James Ellroy’s astonishing creation, the Underworld USA Trilogy, is complete. Its concluding volume, Blood’s a Rover, has just been published. The three long thrillers that make up the trilogy (American Tabloid, 1995; The Cold Six Thousand, 2001; Blood’s a Rover, 2009) present a brutal counterhistory of America in the 1960s and 1970s—the assassinations, the social convulsions, the power-elite plotting—through the lives of invented second- and third-echelon operatives in the great political crimes of the era. The trilogy is biblical in scale, catholic in its borrowing from conspiracy theories, absorbing to read, often awe-inspiring in the liberties taken with standard fictional presentation, and, in its imperfections and lapses, disconcerting.
Ellroy, who is in his early sixties, is the celebrated, prolific, and popular author of a body of genre crime fiction, crime journalism, and a forensic memoir dealing with his own dark family history. His work has been made into movies and television shows, and widely translated. There are Web sites devoted to Ellroy, and he connects with his fans through Facebook.
The Underworld USA Trilogy is generally regarded as Ellroy’s magnum opus. It is unique in its ambitions, and proceeds at a level of art distinctly above that attained in his famously lurid and violent but more conventional books. It is a fiction unlike any other.
The Underworld USA Trilogy gives a literary answer to the question of what it was that so deformed the history Americans traversed in the 1960s and 1970s. As Ellroy presents it, a constellation of independent but collaborating power centers, pursuing sometimes identical and sometimes antagonistic objectives, was responsible. They include the secretive tycoon Howard Hughes, the Mafia, J. Edgar Hoover and his FBI, Jimmy Hoffa and his corrupt associates, and a disorganized but still potent consortium of KKK and other white supremacist groups, as well as international narcotics producers. Hoover is the sole unmoved mover. Howard Hughes is insane, Hoover is getting there, and it is his strategies that dominate all. Hoover, like the KKK, is phobic about blacks and Communists. The objectives of the other players are largely pecuniary.
The forces in opposition to this network of villains include Martin Luther King Jr. and the civil rights movement, the antiwar movement, an inchoate pro-Castro left afflicted by divisions over the question of violence, and, later, a Black Power movement in which violence has become accepted policy. Also in the opposition but compromised by their family’s power intrigues in the past, and by their own personal weaknesses, are the Kennedy brothers.

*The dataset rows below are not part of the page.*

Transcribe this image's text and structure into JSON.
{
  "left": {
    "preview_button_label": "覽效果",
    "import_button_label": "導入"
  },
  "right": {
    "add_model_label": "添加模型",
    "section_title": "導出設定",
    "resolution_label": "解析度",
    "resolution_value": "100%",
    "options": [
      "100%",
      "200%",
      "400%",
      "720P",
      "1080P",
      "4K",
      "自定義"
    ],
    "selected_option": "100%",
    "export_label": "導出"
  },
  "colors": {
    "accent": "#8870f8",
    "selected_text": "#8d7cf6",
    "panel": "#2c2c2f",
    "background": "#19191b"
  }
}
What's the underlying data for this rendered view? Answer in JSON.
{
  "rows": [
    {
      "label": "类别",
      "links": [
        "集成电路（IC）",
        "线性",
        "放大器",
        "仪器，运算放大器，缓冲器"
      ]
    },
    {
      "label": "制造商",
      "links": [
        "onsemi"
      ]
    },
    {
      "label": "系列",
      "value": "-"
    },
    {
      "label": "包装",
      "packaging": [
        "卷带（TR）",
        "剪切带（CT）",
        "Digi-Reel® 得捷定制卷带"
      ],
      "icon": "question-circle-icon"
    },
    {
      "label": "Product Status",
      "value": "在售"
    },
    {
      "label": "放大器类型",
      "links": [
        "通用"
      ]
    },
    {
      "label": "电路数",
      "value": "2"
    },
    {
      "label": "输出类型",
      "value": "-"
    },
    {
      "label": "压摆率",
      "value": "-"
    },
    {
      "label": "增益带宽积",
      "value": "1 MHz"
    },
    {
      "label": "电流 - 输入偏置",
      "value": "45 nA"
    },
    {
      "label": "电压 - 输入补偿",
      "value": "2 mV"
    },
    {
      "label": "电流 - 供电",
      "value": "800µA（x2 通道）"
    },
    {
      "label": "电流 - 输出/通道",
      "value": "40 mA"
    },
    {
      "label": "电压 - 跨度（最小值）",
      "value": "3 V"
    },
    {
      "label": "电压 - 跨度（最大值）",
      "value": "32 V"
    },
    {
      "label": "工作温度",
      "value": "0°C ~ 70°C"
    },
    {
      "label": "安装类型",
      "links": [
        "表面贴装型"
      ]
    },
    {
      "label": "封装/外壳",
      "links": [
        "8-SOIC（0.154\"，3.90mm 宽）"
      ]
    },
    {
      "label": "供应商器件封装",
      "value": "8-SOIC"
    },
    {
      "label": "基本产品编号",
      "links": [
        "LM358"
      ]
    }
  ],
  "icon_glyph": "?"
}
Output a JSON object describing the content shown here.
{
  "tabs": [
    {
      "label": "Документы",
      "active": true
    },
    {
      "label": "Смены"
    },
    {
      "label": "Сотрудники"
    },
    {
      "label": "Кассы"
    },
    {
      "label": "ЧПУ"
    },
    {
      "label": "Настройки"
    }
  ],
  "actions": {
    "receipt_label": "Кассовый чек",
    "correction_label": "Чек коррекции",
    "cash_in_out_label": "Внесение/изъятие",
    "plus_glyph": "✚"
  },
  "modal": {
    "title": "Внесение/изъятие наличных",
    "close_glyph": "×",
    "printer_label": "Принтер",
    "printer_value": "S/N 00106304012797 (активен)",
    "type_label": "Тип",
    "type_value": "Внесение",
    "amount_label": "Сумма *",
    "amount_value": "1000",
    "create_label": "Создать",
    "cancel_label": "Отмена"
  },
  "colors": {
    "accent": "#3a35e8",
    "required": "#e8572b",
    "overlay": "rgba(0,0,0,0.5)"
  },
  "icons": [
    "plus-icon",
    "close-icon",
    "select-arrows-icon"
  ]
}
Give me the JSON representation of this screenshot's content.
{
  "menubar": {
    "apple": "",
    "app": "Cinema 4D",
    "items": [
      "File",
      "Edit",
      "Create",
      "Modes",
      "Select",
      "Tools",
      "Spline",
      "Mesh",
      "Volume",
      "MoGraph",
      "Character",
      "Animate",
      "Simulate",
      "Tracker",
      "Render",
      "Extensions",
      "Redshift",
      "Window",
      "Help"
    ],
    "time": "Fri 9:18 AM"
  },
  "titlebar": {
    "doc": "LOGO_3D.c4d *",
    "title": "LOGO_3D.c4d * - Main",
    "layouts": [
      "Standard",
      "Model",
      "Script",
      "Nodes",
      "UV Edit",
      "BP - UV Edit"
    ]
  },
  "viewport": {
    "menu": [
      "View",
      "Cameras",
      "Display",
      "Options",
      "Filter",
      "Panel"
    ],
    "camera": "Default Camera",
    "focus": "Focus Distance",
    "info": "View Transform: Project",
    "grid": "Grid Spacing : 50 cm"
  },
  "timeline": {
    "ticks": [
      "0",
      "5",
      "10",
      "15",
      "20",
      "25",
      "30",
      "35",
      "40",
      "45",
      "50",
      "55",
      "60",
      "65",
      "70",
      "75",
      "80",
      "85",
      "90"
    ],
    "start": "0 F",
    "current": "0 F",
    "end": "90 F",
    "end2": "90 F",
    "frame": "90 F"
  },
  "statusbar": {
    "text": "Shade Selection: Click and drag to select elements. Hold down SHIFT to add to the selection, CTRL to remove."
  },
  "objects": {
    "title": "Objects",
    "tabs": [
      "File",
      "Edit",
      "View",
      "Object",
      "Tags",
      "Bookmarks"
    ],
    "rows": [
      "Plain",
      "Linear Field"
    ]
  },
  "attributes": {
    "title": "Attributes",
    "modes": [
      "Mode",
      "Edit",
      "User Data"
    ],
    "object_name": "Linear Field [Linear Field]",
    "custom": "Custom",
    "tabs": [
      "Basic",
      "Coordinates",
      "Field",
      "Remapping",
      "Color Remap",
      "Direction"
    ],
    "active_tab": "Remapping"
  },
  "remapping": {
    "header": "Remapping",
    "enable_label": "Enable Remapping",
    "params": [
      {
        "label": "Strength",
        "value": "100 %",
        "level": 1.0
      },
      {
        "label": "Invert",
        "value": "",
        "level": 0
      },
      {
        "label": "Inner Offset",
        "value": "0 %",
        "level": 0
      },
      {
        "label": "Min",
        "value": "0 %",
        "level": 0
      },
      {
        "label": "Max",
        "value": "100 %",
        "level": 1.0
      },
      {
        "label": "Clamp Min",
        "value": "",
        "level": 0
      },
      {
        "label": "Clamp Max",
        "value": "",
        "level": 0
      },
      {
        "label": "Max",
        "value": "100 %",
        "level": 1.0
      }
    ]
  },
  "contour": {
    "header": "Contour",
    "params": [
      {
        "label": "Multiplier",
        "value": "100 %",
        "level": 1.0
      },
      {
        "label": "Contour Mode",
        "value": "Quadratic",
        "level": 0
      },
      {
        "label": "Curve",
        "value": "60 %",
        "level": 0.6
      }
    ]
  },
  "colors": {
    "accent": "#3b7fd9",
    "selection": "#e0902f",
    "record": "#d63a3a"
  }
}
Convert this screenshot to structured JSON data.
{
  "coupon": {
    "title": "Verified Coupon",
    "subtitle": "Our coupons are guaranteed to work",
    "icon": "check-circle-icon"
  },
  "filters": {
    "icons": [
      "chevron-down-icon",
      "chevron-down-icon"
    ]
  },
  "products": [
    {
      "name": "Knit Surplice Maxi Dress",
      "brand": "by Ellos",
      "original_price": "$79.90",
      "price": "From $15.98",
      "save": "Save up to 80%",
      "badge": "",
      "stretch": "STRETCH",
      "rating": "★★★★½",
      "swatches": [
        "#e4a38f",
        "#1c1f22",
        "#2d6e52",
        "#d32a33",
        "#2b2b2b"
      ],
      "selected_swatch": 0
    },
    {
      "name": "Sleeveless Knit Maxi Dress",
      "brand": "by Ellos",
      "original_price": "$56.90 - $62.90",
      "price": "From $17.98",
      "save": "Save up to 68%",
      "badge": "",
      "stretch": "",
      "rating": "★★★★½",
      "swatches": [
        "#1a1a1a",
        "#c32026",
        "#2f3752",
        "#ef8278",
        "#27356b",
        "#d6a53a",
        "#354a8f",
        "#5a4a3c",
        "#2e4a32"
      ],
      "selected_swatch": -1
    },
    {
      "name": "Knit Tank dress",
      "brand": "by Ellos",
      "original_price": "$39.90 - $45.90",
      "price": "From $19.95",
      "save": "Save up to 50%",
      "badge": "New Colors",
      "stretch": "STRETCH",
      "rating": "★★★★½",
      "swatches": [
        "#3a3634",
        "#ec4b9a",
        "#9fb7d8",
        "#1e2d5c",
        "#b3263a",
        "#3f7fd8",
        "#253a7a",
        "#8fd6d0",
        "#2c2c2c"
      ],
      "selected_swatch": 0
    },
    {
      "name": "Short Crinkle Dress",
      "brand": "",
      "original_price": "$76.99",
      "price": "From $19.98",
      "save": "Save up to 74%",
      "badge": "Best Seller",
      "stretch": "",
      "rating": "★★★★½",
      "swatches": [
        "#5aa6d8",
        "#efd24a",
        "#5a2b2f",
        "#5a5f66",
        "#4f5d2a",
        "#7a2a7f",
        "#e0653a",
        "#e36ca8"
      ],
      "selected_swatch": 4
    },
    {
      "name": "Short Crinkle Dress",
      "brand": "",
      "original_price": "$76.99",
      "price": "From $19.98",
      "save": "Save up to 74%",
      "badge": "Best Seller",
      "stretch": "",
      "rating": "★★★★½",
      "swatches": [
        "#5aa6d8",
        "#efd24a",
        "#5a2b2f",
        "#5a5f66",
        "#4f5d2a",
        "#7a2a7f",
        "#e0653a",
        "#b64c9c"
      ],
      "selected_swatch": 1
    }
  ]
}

Agents provocateurs abound, ancillary murders occur, people switch sides, ghastly errors are made. This chaos of mismated plotting yields the great assassinations of the period: John Fitzgerald Kennedy, Robert Francis Kennedy, Martin Luther King Jr. (Cases have been made for expanding this marquee death list to take in Malcolm X and Walter Reuther.) Flowing from the assassinations are the race riots,…
This article is available to online subscribers only.
Please choose from one of the options below to access this article:
Purchase a print premium subscription (20 issues per year) and also receive online access to all all content on nybooks.com.
Purchase an Online Edition subscription and receive full access to all articles published by the Review since 1963.
Purchase a trial Online Edition subscription and receive unlimited access for one week to all the content on nybooks.com.